25. Rosiek, “Apocalyptic and Secular Allegory,” 159. On the intersections between Benjamin, Hei- degger, and de Man on allegory, see Werner Hamacher, “LECTIO: de Man’s Imperative,” in Waters and Godzich, Reading de Man, 200. On the connections between Benjamin, de Man, and Hegel on the notion of death as dialectic negation (and on Kojève’s reading of Hegel, fundamental for poststructuralist scholars), see Lindsay Waters’s introduction to de Man’s Critical Writings, 1953–1978, lvi.

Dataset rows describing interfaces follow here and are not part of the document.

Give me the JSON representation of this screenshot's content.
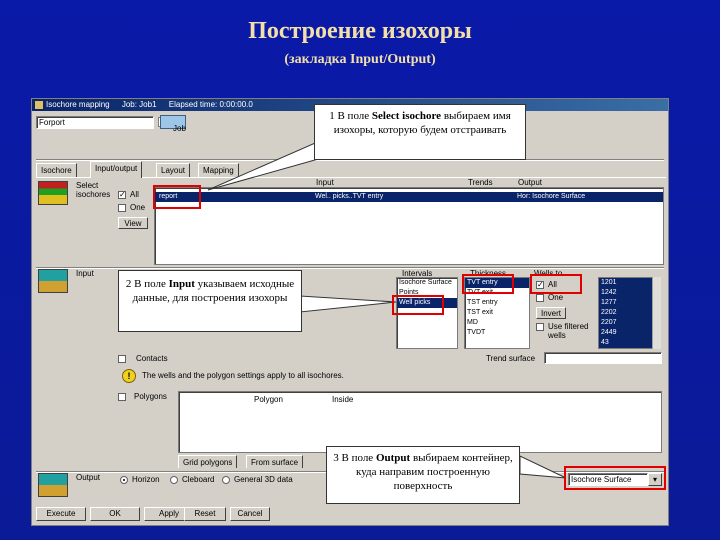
{
  "slide": {
    "title": "Построение изохоры",
    "subtitle": "(закладка Input/Output)"
  },
  "window": {
    "title_parts": [
      "Isochore mapping",
      "Job: Job1",
      "Elapsed time: 0:00:00.0"
    ],
    "project_field": "Forport",
    "job_label": "Job",
    "tabs": [
      "Isochore",
      "Input/output",
      "Layout",
      "Mapping"
    ],
    "active_tab_index": 1
  },
  "select_section": {
    "label_line1": "Select",
    "label_line2": "isochores",
    "all_label": "All",
    "one_label": "One",
    "view_button": "View",
    "columns": [
      "Input",
      "Trends",
      "Output"
    ],
    "row": {
      "name": "report",
      "input": "Wel.. picks..TVT entry",
      "trends": "",
      "output": "Hor: Isochore Surface"
    }
  },
  "input_section": {
    "label": "Input",
    "list_header": "Intervals",
    "list_items": [
      "Isochore Surface",
      "Points",
      "Well picks"
    ],
    "list_selected_index": 2,
    "thickness_header": "Thickness",
    "thickness_items": [
      "TVT entry",
      "TVT exit",
      "TST entry",
      "TST exit",
      "MD",
      "TVDT"
    ],
    "thickness_selected_index": 0,
    "wells_header": "Wells to",
    "all_label": "All",
    "one_label": "One",
    "invert_button": "Invert",
    "use_filtered_line1": "Use filtered",
    "use_filtered_line2": "wells",
    "wells_items": [
      "1201",
      "1242",
      "1277",
      "2202",
      "2207",
      "2449",
      "43"
    ],
    "contacts_label": "Contacts",
    "trend_label": "Trend surface",
    "info_text": "The wells and the polygon settings apply to all isochores.",
    "polygons_label": "Polygons",
    "polygon_header": "Polygon",
    "inside_header": "Inside",
    "polygon_tabs": [
      "Grid polygons",
      "From surface"
    ]
  },
  "output_section": {
    "label": "Output",
    "radio_options": [
      "Horizon",
      "Cleboard",
      "General 3D data"
    ],
    "radio_selected_index": 0,
    "output_value": "Isochore Surface"
  },
  "buttons": [
    "Execute",
    "OK",
    "Apply",
    "Reset",
    "Cancel"
  ],
  "callouts": {
    "c1": {
      "number": "1",
      "pre": "В поле ",
      "field": "Select isochore",
      "post": " выбираем имя изохоры, которую будем отстраивать"
    },
    "c2": {
      "number": "2",
      "pre": "В поле ",
      "field": "Input",
      "post": " указываем исходные данные, для построения изохоры"
    },
    "c3": {
      "number": "3",
      "pre": "В поле ",
      "field": "Output",
      "post": " выбираем контейнер, куда направим построенную поверхность"
    }
  },
  "colors": {
    "slide_bg": "#0b1a9e",
    "title": "#f3e0a8",
    "highlight": "#e00000",
    "selection": "#0a246a"
  }
}
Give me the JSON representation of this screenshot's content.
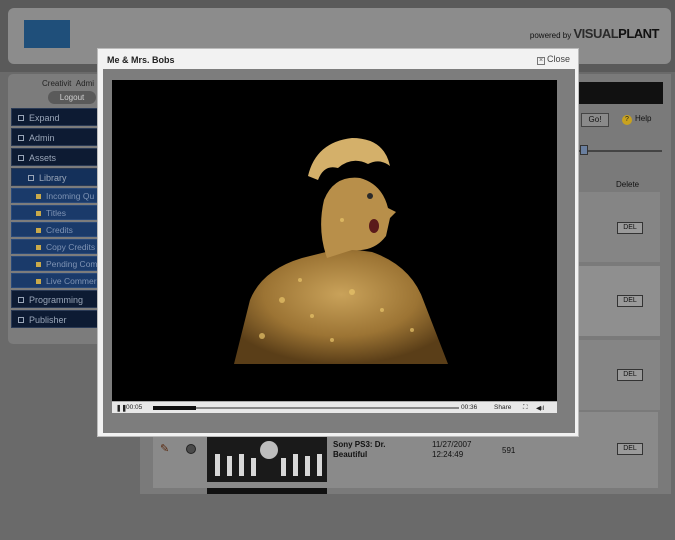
{
  "header": {
    "powered_label": "powered by",
    "brand_a": "VISUAL",
    "brand_b": "PLANT"
  },
  "user": {
    "name": "Creativit",
    "role": "Admi",
    "logout_label": "Logout"
  },
  "nav": {
    "items": [
      {
        "label": "Expand"
      },
      {
        "label": "Admin"
      },
      {
        "label": "Assets"
      }
    ],
    "library": "Library",
    "library_items": [
      {
        "label": "Incoming Qu"
      },
      {
        "label": "Titles"
      },
      {
        "label": "Credits"
      },
      {
        "label": "Copy Credits"
      },
      {
        "label": "Pending Com"
      },
      {
        "label": "Live Commer"
      }
    ],
    "bottom_items": [
      {
        "label": "Programming"
      },
      {
        "label": "Publisher"
      }
    ]
  },
  "toolbar": {
    "go_label": "Go!",
    "help_label": "Help"
  },
  "table": {
    "delete_header": "Delete",
    "del_label": "DEL",
    "row": {
      "title": "Sony PS3: Dr. Beautiful",
      "date": "11/27/2007",
      "time": "12:24:49",
      "count": "591"
    }
  },
  "modal": {
    "title": "Me & Mrs. Bobs",
    "close_label": "Close",
    "player": {
      "current_time": "00:05",
      "duration": "00:36",
      "progress": 0.14,
      "share_label": "Share"
    }
  },
  "colors": {
    "nav_bg": "#0d1b33",
    "accent_gold": "#c9a94a",
    "video_bg": "#000000"
  }
}
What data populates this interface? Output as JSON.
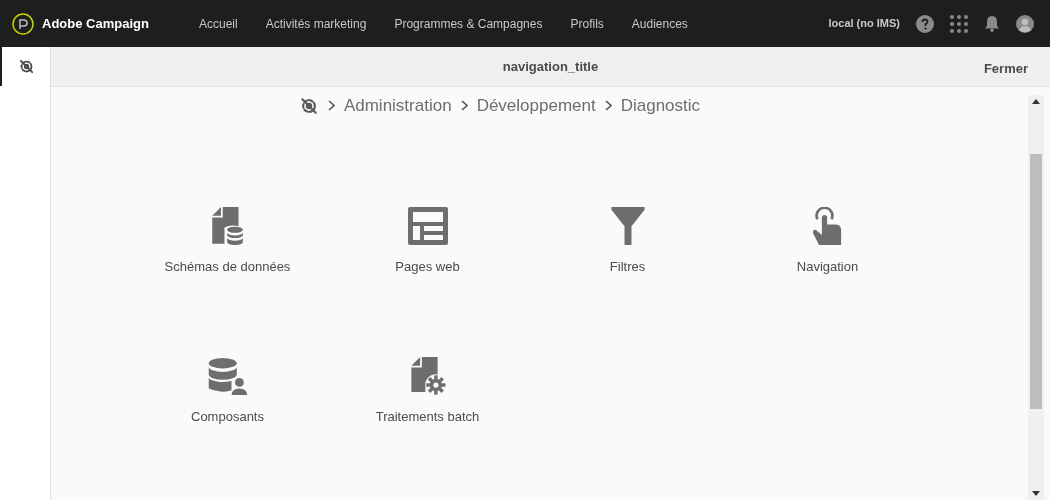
{
  "topbar": {
    "brand": "Adobe Campaign",
    "menu": [
      "Accueil",
      "Activités marketing",
      "Programmes & Campagnes",
      "Profils",
      "Audiences"
    ],
    "user": "local (no IMS)"
  },
  "dialog": {
    "title": "navigation_title",
    "close": "Fermer",
    "breadcrumb": [
      "Administration",
      "Développement",
      "Diagnostic"
    ],
    "tiles": [
      {
        "label": "Schémas de données",
        "kind": "schema"
      },
      {
        "label": "Pages web",
        "kind": "webpage"
      },
      {
        "label": "Filtres",
        "kind": "filter"
      },
      {
        "label": "Navigation",
        "kind": "navigation"
      },
      {
        "label": "Composants",
        "kind": "component"
      },
      {
        "label": "Traitements batch",
        "kind": "batch"
      }
    ]
  }
}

In fact, most of the time in the posthumous works, de Man quotes Benjamin and Hegel at the same time. 26. Ralph Flores, A Study of Allegory in its Historical Context and Relationship to Contemporary Theory (Lewiston, NY: Mellen, 1996), 239. 27. Rodolphe Gasché, The Wild Card of Reading: On Paul de Man (Cambridge: Harvard University Press, 1998), 282. 28. Rosiek, “Apocalyptic and Secular Allegory,” 158. 29. Susanne Knaller, “A Theory of Allegory beyond Walter Benjamin and Paul de Man,” Germanic Review 77, no. 2 (2002): 86. Interestingly enough, “mystical accents” can be detected in other protagonists of the last century related to de Man’s (early) interests. To limit myself only to French postwar culture, I think in particular of Georges Bataille, who was one of the first supporters of de Man’s intellectual career (which seems particularly interesting in this context, given the connection between Bataille and Benjamin). 30. Walter Benjamin, Reflections: Essays, Aphorisms, Autobiographical Writings, trans. Edmund Jephcott, ed. Peter Demetz (New York: Schocken, 1986); see especially pp. 156 and 158. 31. De Man, Allegories of Reading, 81. 32. Hertz, Lurid Figures, 91. 33. De Man, Allegories of Reading, 217.